::: DATASET EXTRACT :::
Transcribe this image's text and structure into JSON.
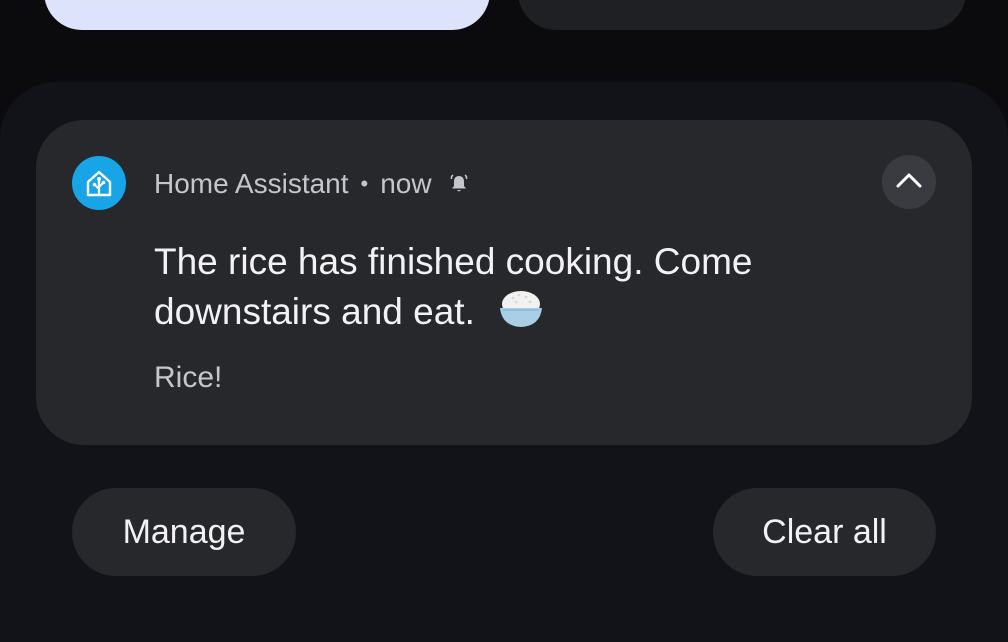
{
  "notification": {
    "app_name": "Home Assistant",
    "separator": "•",
    "time": "now",
    "title": "The rice has finished cooking. Come downstairs and eat.",
    "body": "Rice!",
    "app_icon": "home-assistant-icon",
    "alert_icon": "bell-ringing-icon",
    "expand_icon": "chevron-up-icon",
    "emoji": "rice-bowl-icon",
    "app_icon_color": "#18a5e8"
  },
  "actions": {
    "manage_label": "Manage",
    "clear_all_label": "Clear all"
  },
  "colors": {
    "background": "#0b0b0d",
    "panel": "#121318",
    "card": "#27282c",
    "quick_tile_active": "#dde3fb",
    "quick_tile_inactive": "#1f2024"
  }
}
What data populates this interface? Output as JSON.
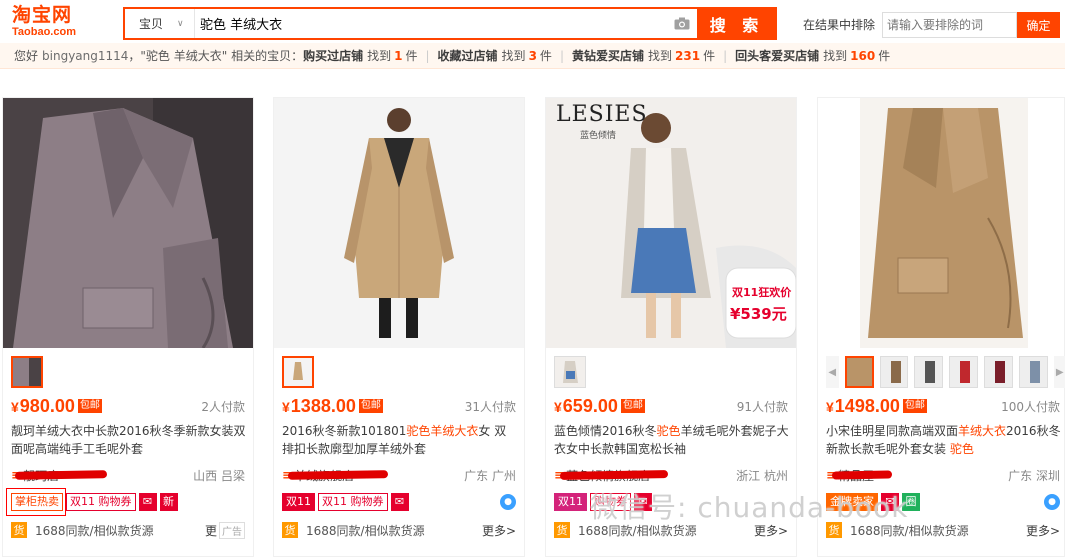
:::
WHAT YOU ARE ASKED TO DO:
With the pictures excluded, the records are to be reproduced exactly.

WRITTEN ANSWER:
Transcribe this image's text and structure into JSON.
{
  "notification": {
    "app_name": "Home Assistant",
    "separator": "•",
    "time": "now",
    "title": "The rice has finished cooking. Come downstairs and eat.",
    "body": "Rice!",
    "app_icon": "home-assistant-icon",
    "alert_icon": "bell-ringing-icon",
    "expand_icon": "chevron-up-icon",
    "emoji": "rice-bowl-icon",
    "app_icon_color": "#18a5e8"
  },
  "actions": {
    "manage_label": "Manage",
    "clear_all_label": "Clear all"
  },
  "colors": {
    "background": "#0b0b0d",
    "panel": "#121318",
    "card": "#27282c",
    "quick_tile_active": "#dde3fb",
    "quick_tile_inactive": "#1f2024"
  }
}
What data populates this interface? Output as JSON.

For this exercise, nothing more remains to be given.